Another example of a word I really like because its literal meaning reveals an interesting perspective on the concept is "Sehenswürdigkeit" (sight). When you take the noun apart it means "thing worth seeing" because würdig is worthy and sehen means to see. While the English sightseeing is literally what you do, the German word adds the ideas of selectivity and significance to it.

And how about "Ohrwurm" (ear worm), which is used for a catchy tune that doesn't go out of your ears. We all know the feeling that this is exactly what a good song can do, it crawls into your ear with its melody and stays there for quite a while.

I'm going to update this blog post with further examples as they come to me. Feel free to contact me with suggestions.

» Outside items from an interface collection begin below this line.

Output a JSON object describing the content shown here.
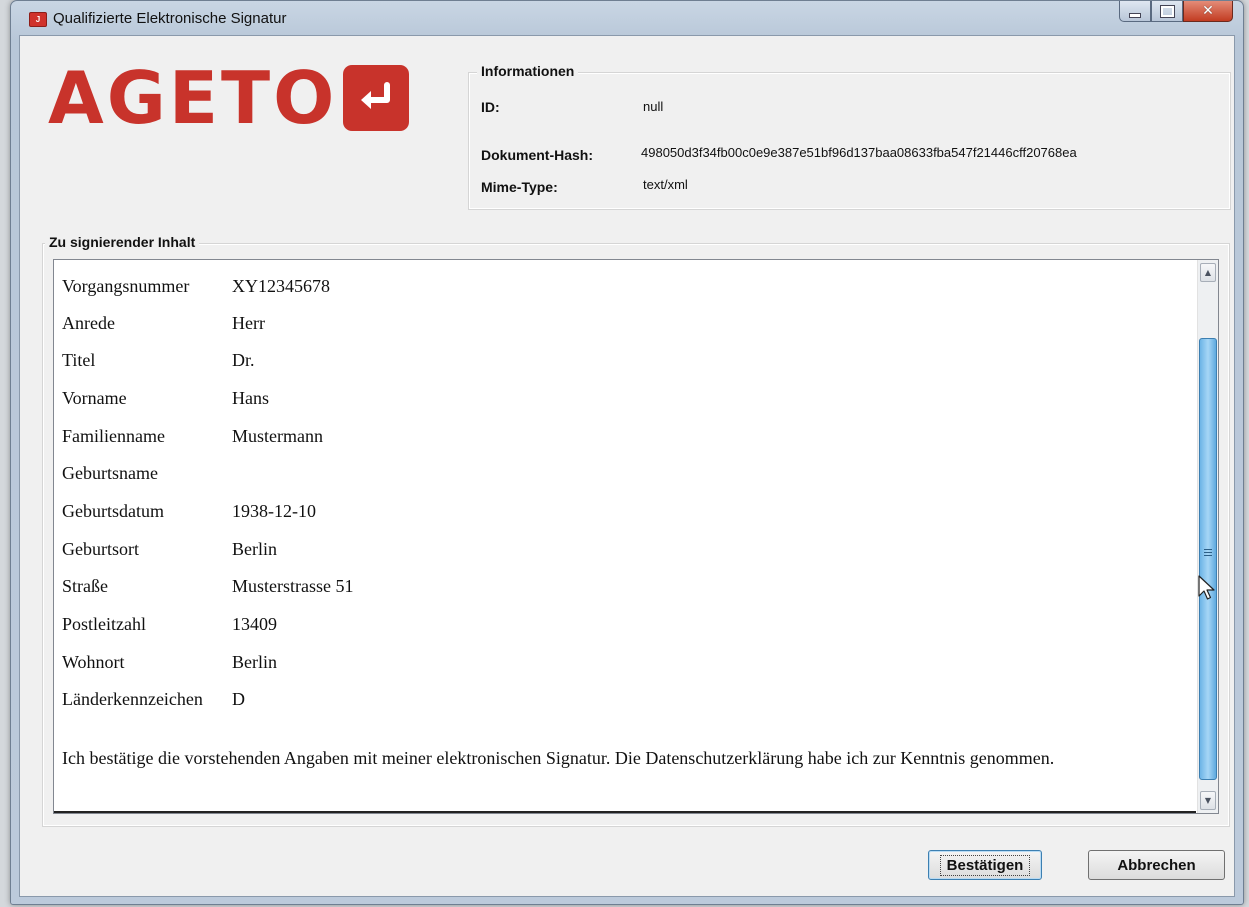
{
  "window": {
    "title": "Qualifizierte Elektronische Signatur",
    "app_icon": "java-app-icon",
    "controls": [
      "minimize-icon",
      "maximize-icon",
      "close-icon"
    ]
  },
  "logo": {
    "text": "AGETO",
    "icon": "enter-arrow-icon",
    "color": "#c8332b"
  },
  "info": {
    "legend": "Informationen",
    "rows": [
      {
        "key": "ID:",
        "value": "null"
      },
      {
        "key": "Dokument-Hash:",
        "value": "498050d3f34fb00c0e9e387e51bf96d137baa08633fba547f21446cff20768ea"
      },
      {
        "key": "Mime-Type:",
        "value": "text/xml"
      }
    ]
  },
  "content": {
    "legend": "Zu signierender Inhalt",
    "fields": [
      {
        "label": "Vorgangsnummer",
        "value": "XY12345678"
      },
      {
        "label": "Anrede",
        "value": "Herr"
      },
      {
        "label": "Titel",
        "value": "Dr."
      },
      {
        "label": "Vorname",
        "value": "Hans"
      },
      {
        "label": "Familienname",
        "value": "Mustermann"
      },
      {
        "label": "Geburtsname",
        "value": ""
      },
      {
        "label": "Geburtsdatum",
        "value": "1938-12-10"
      },
      {
        "label": "Geburtsort",
        "value": "Berlin"
      },
      {
        "label": "Straße",
        "value": "Musterstrasse 51"
      },
      {
        "label": "Postleitzahl",
        "value": "13409"
      },
      {
        "label": "Wohnort",
        "value": "Berlin"
      },
      {
        "label": "Länderkennzeichen",
        "value": "D"
      }
    ],
    "confirmation": "Ich bestätige die vorstehenden Angaben mit meiner elektronischen Signatur. Die Datenschutzerklärung habe ich zur Kenntnis genommen."
  },
  "buttons": {
    "confirm": "Bestätigen",
    "cancel": "Abbrechen"
  },
  "accent_color": "#3c7fb1"
}
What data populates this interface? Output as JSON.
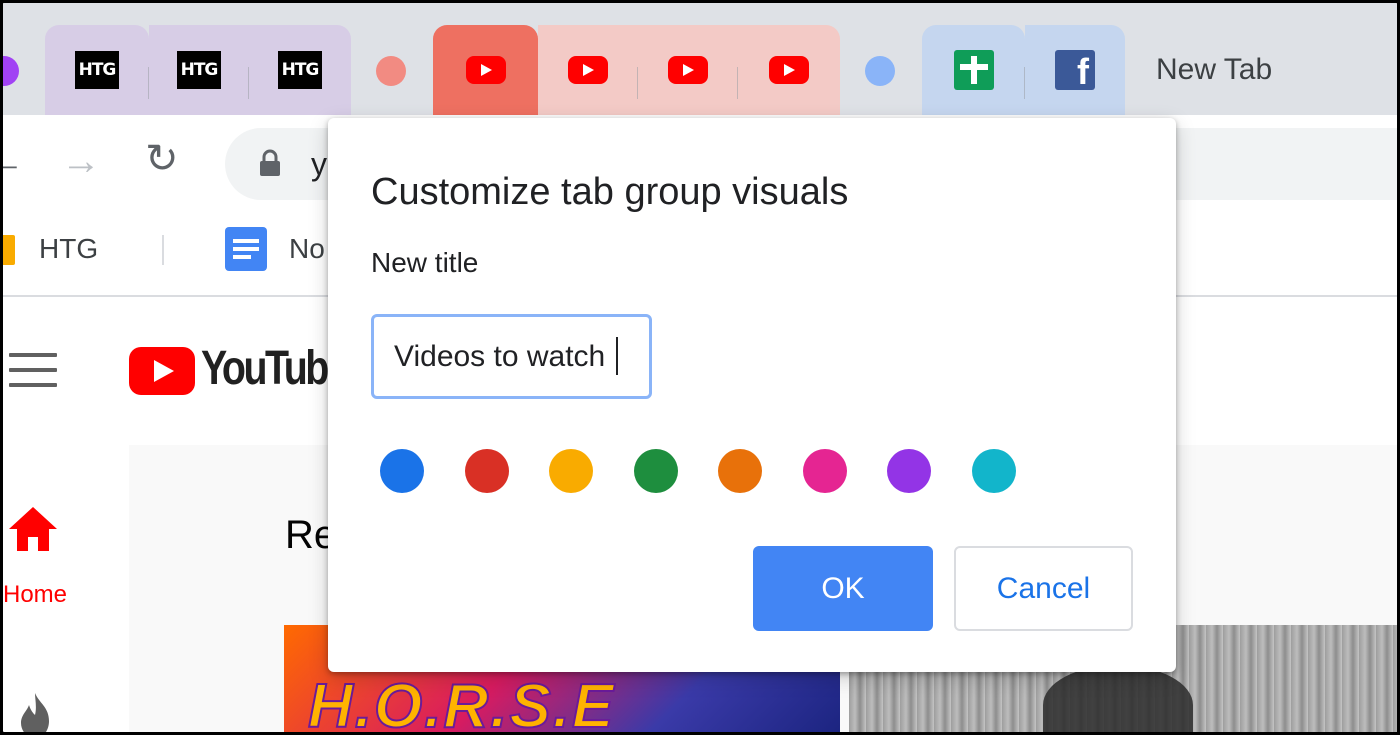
{
  "tabs": {
    "group_colors": {
      "purple": "#a142f4",
      "htg_group": "#d7cde6",
      "red": "#f28b82",
      "youtube_group": "#f3cac6",
      "youtube_active": "#ee7061",
      "blue": "#8ab4f8",
      "blue_group": "#c5d6ef"
    },
    "htg_tabs": [
      {
        "icon": "htg-icon",
        "label": "HTG"
      },
      {
        "icon": "htg-icon",
        "label": "HTG"
      },
      {
        "icon": "htg-icon",
        "label": "HTG"
      }
    ],
    "youtube_tabs": [
      {
        "icon": "youtube-icon",
        "active": true
      },
      {
        "icon": "youtube-icon"
      },
      {
        "icon": "youtube-icon"
      },
      {
        "icon": "youtube-icon"
      }
    ],
    "blue_group_tabs": [
      {
        "icon": "google-sheets-icon"
      },
      {
        "icon": "facebook-icon",
        "label": "f"
      }
    ],
    "new_tab_label": "New Tab"
  },
  "toolbar": {
    "back_icon": "back-arrow-icon",
    "forward_icon": "forward-arrow-icon",
    "reload_icon": "reload-icon",
    "lock_icon": "lock-icon",
    "url_visible": "y"
  },
  "bookmarks": {
    "items": [
      {
        "icon": "folder-icon",
        "label": "HTG"
      },
      {
        "icon": "google-docs-icon",
        "label": "No"
      }
    ]
  },
  "youtube": {
    "wordmark": "YouTube",
    "sidebar": {
      "home_label": "Home"
    },
    "section_heading": "Re",
    "thumbnail_text": "H.O.R.S.E"
  },
  "dialog": {
    "title": "Customize tab group visuals",
    "field_label": "New title",
    "input_value": "Videos to watch",
    "colors": [
      {
        "name": "blue",
        "hex": "#1a73e8"
      },
      {
        "name": "red",
        "hex": "#d93025"
      },
      {
        "name": "yellow",
        "hex": "#f9ab00"
      },
      {
        "name": "green",
        "hex": "#1e8e3e"
      },
      {
        "name": "orange",
        "hex": "#e8710a"
      },
      {
        "name": "pink",
        "hex": "#e52592"
      },
      {
        "name": "purple",
        "hex": "#9334e6"
      },
      {
        "name": "cyan",
        "hex": "#12b5cb"
      }
    ],
    "ok_label": "OK",
    "cancel_label": "Cancel"
  }
}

Thanks for reading.

If you’re interested to learn more common phrases in German, just follow the link to our blog. There we also have posts on false friends in German and English, how to say busy in German, give you tips on how to avoid the most common mistakes in German and how to quickly improve your German, you learn about the conjugation of German verbs in the present tense, the passive voice in German, we give you an explanation of the future tense in German, reflexive verbs in German and how to use them, separable verbs and when they split,how to express preferences in German, the German perfekt tense, and many other topics. We also have posts suitable language learners more generally, such as a comparison between online dictionaries like Linguee,, dict.leo and Collins, and a review of the apps Duolingo, Memrise, Babbel, Busuu, and Quizlet. So check out our blog.

Find out more about our German lessons, small German classes, and new online German courses here.

Featured Posts

bottom of page